Material for this exercise START

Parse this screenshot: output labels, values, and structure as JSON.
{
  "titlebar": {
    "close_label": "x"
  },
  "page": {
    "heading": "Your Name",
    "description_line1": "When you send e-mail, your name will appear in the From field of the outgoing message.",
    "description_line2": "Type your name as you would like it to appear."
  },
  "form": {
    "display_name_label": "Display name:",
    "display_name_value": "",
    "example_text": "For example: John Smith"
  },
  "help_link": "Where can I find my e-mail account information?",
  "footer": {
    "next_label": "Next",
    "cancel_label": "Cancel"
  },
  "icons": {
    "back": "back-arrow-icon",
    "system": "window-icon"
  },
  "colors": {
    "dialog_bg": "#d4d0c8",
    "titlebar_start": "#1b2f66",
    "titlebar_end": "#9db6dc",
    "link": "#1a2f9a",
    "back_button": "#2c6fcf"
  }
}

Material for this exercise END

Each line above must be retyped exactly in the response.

Parse this screenshot: output labels, values, and structure as JSON.
{
  "titlebar": {
    "close_label": "x"
  },
  "page": {
    "heading": "Your Name",
    "description_line1": "When you send e-mail, your name will appear in the From field of the outgoing message.",
    "description_line2": "Type your name as you would like it to appear."
  },
  "form": {
    "display_name_label": "Display name:",
    "display_name_value": "",
    "example_text": "For example: John Smith"
  },
  "help_link": "Where can I find my e-mail account information?",
  "footer": {
    "next_label": "Next",
    "cancel_label": "Cancel"
  },
  "icons": {
    "back": "back-arrow-icon",
    "system": "window-icon"
  },
  "colors": {
    "dialog_bg": "#d4d0c8",
    "titlebar_start": "#1b2f66",
    "titlebar_end": "#9db6dc",
    "link": "#1a2f9a",
    "back_button": "#2c6fcf"
  }
}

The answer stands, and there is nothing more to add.